Books Featuring the Publishing Industry
As a publishing professional and an avid reader, I love to combine my two worlds by reading books featuring the Publishing Industry.
I’ve only found a few books so far, but these are the books I’ve found that feature the Publishing Industry. If you can recommend anymore please do let me know in the comments below.
A Bite of the Apple by Lennie Goodings
One of my favourite imprints in the publishing industry is Virago, an imprint of Little Brown. Originally, it began as an independent publisher of feminist fiction. It was founded by Dame Carmen Calil, who is one of my female role models.

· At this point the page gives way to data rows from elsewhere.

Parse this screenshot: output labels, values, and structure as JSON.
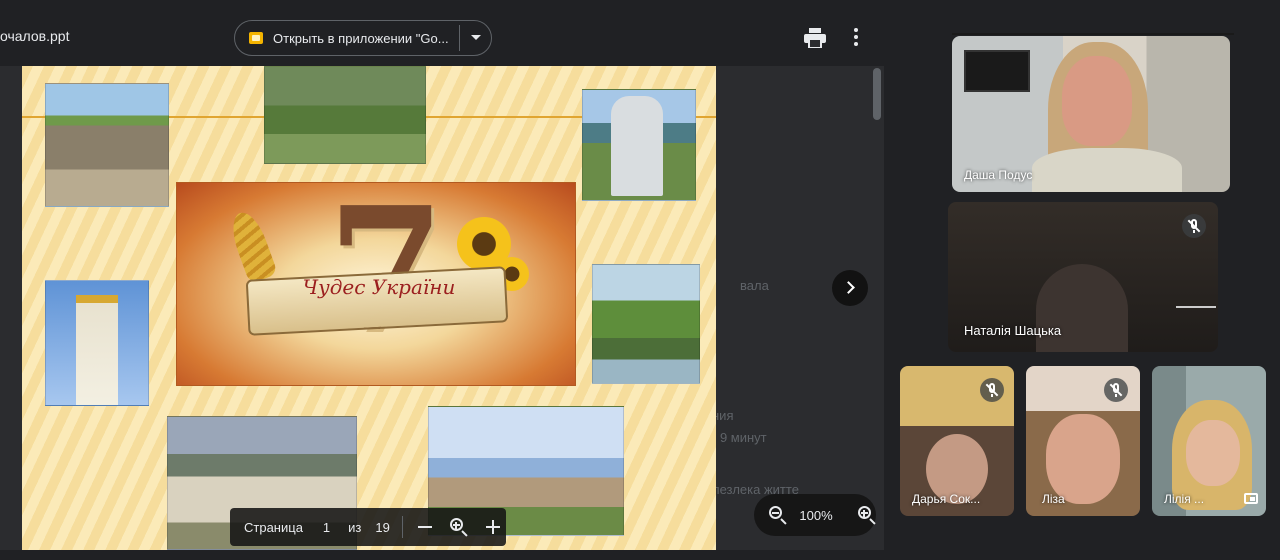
{
  "viewer": {
    "file_name": "очалов.ppt",
    "open_in_app_label": "Открыть в приложении \"Go...",
    "background_fragments": [
      "вала",
      "ния",
      "- 9 минут",
      "лезлека житте"
    ],
    "page_control": {
      "label": "Страница",
      "current_page": "1",
      "of_label": "из",
      "total_pages": "19"
    },
    "zoom": {
      "percent": "100%"
    }
  },
  "slide": {
    "title": "Чудес України"
  },
  "participants": [
    {
      "name": "Даша Подус",
      "muted": false
    },
    {
      "name": "Наталія Шацька",
      "muted": true
    },
    {
      "name": "Дарья Сок...",
      "muted": true
    },
    {
      "name": "Ліза",
      "muted": true
    },
    {
      "name": "Лілія ...",
      "muted": false
    }
  ],
  "icons": [
    "slides-icon",
    "caret-down-icon",
    "print-icon",
    "more-vert-icon",
    "chevron-right-icon",
    "zoom-out-icon",
    "zoom-in-icon",
    "minus-icon",
    "plus-icon",
    "mic-off-icon",
    "pip-icon"
  ],
  "colors": {
    "background": "#202124",
    "viewer": "#2b2c2f",
    "slides_icon": "#f4b400",
    "slide_title": "#9b1f1f"
  }
}
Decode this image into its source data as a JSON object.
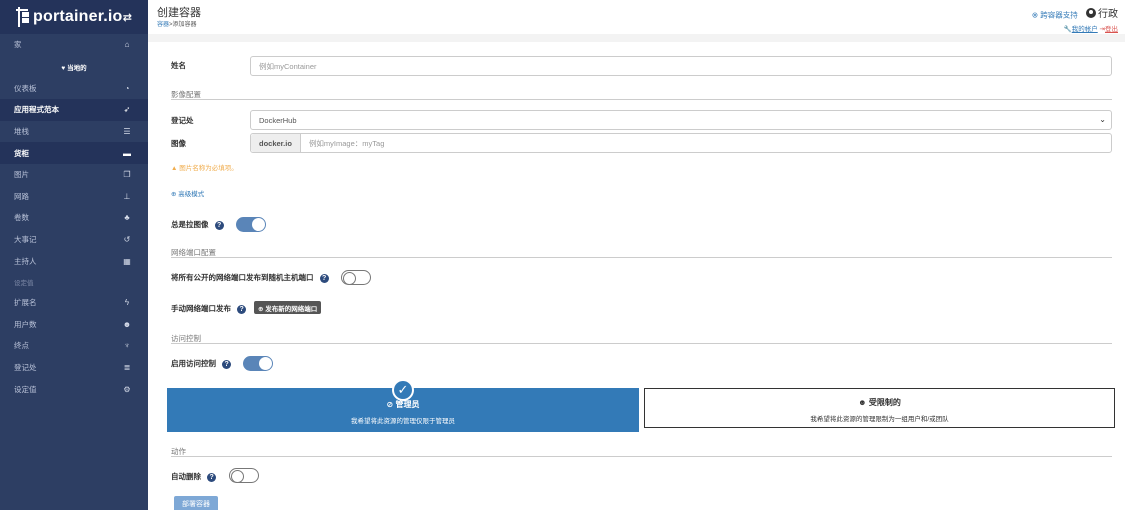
{
  "sidebar": {
    "logo": "portainer.io",
    "toggle_icon": "exchange-icon",
    "home": {
      "label": "家",
      "icon": "home-icon"
    },
    "endpoint": "♥ 当地的",
    "items": [
      {
        "label": "仪表板",
        "icon": "dashboard-icon"
      },
      {
        "label": "应用程式范本",
        "icon": "rocket-icon",
        "active": true
      },
      {
        "label": "堆栈",
        "icon": "th-list-icon"
      },
      {
        "label": "货柜",
        "icon": "server-icon",
        "active": true
      },
      {
        "label": "图片",
        "icon": "clone-icon"
      },
      {
        "label": "网路",
        "icon": "sitemap-icon"
      },
      {
        "label": "卷数",
        "icon": "cubes-icon"
      },
      {
        "label": "大事记",
        "icon": "history-icon"
      },
      {
        "label": "主持人",
        "icon": "th-icon"
      }
    ],
    "settings_section": "设定值",
    "settings_items": [
      {
        "label": "扩展名",
        "icon": "bolt-icon"
      },
      {
        "label": "用户数",
        "icon": "users-icon"
      },
      {
        "label": "终点",
        "icon": "plug-icon"
      },
      {
        "label": "登记处",
        "icon": "database-icon"
      },
      {
        "label": "设定值",
        "icon": "cogs-icon"
      }
    ]
  },
  "header": {
    "title": "创建容器",
    "breadcrumb_link": "容器",
    "breadcrumb_sep": ">",
    "breadcrumb_current": "添加容器",
    "support": "⊗ 跨容器支持",
    "user": "行政",
    "my_account": "我的帐户",
    "logout": "登出"
  },
  "form": {
    "name_label": "姓名",
    "name_placeholder": "例如myContainer",
    "image_section": "影像配置",
    "registry_label": "登记处",
    "registry_value": "DockerHub",
    "image_label": "图像",
    "image_prefix": "docker.io",
    "image_placeholder": "例如myImage：myTag",
    "image_warning": "▲ 图片名称为必填项。",
    "advanced_mode": "⊕ 高级模式",
    "always_pull_label": "总是拉图像",
    "always_pull": true,
    "network_section": "网络端口配置",
    "publish_all_label": "将所有公开的网络端口发布到随机主机端口",
    "publish_all": false,
    "manual_publish_label": "手动网络端口发布",
    "publish_new_button": "⊕ 发布新的网络端口",
    "access_section": "访问控制",
    "enable_access_label": "启用访问控制",
    "enable_access": true,
    "admin_title": "管理员",
    "admin_desc": "我希望将此资源的管理仅限于管理员",
    "restricted_title": "受限制的",
    "restricted_desc": "我希望将此资源的管理限制为一组用户和/或团队",
    "actions_section": "动作",
    "auto_remove_label": "自动删除",
    "auto_remove": false,
    "deploy_button": "部署容器"
  }
}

What she did in the 1970s was incredible. This book is written by Lennie Goodings, who joined Virago a few years after it began in a PR role. Lennie is still working at Virago, moving from PR to Editorial Director and more. This book follows the story of Virago from inception to modern-day, through the ups and many downs of the industry and the team. One of my favourite reads of 2021. I highly recommend it.
Joanna Rakoff got her first publishing role in a Literary Agency in New York who, at the time, represented J.D. Salinger. J.D. Salinger was notoriously private, to the point of being a hermit. Joanna was responsible for handling his fan-mail and typing up recorded text. However, at the time she was in a failing relationship, struggling with her self-identity and figuring out what she wanted from life. Until she finally had a conversation with Salinger himself.
This is a new book that is coming out in April 2021. I’m very lucky to have been sent a digital copy of this book and I cannot wait to read it. Judy Piatkus set up the legendary Piatkus imprint from her spare-room at the end of the 1970s. She was a one-woman powerhouse, a single mother with a child with learning difficulties, and an entrepreneur. Everything she did defied expectations and yet Piatkus still stands today.
A must-read for 2021 is The Other Black Girl by Zakiya Dalila Haris. This is a timely book if ever there was one, as publishing is finding itself in a complete overhaul in response to the Black Lives Matter movement and the controversy of George Floyd’s death in May 2021. This story follows Nella Rodgers, the only black girl at a publishing house, whose life is turned upside down when another black girl – Hazel – joins the firm. Nella is initially delighted, but then it seems that Hazel has become the No. 1 office girl, and Nella has become Enemy No. 1. But why? This book is going to offer a lot of whip-smart social commentary on the publishing industry, I just know.
If you’re after something a little more light – and technically unbelievable – go for The Hating Game by Sally Thorne. This is an enemies-to-lovers romance, which follows two assistants at a publishing firm that has recently merged. They are both told that there is a Senior Assistant role up for grabs for one of them, and they begin to battle it out to see who will get it. Of course, you know what happens, but there are some elements of publishing in the story at least.
If there was ever an unbelievable publishing protagonist, Bridget Jones is the go-to. Not only because she is completely unfit for the role, but because she is a Publicity Assistant who rents her own one-bed flat in Borough Market in the 1990s. No. Just no. But still, we all love her really.
I loved Sofia Khan when I read it, just before I broke into the industry. It offers yet another diverse insight into the world of publishing from a person of colour’s perspective. Also, brilliant comedic and heartwarming characters set within a diverse community.
To this day I remember the moment when I bought Happily Ever After extremely clearly. It was in Sainsbury’s and I picked it up because on the back of the book I found my name ‘Eleanor’ and ‘Pilcher’. Odd reason to choose a book, right? The character is called Eleanor – as mentioned in the blurb – and Rosamunde Pilcher was mentioned as a comp, so of course, I took it as a sign. I was about fourteen at the time and I devoured this book. It’s heavily set in the publishing industry and focuses on a woman’s journey through the careers ranks from shy new-starter to ball-busting leader.
A new read, which I’m yet to pick up, is Luster by Raven Leilani. Edie works in an all-white publishing office and feels like she is mucking up her life. Then she meets Eric, a man in a semi-open-marriage with an adopted black daughter who could use Edie’s help. I’ve downloaded the audiobook and I cannot wait to dive into this contemporary read.
And finally, a new find for me, The Other Side of the Story by Marian Keyes. This contemporary novel follows three characters, all tied in some way to the publishing industry. A literary agent, a bestselling author, and the bestselling author’s best friend who may well be on her way to writing her own bestseller… intrigue, friendship, drama, and more!
Do you know of any books featuring the publishing industry that I may have missed? Let me know in the comments below. I love a good social commentary or intriguing mystery set in my world. Also, if you’ve read any of these books let me know what you think of them.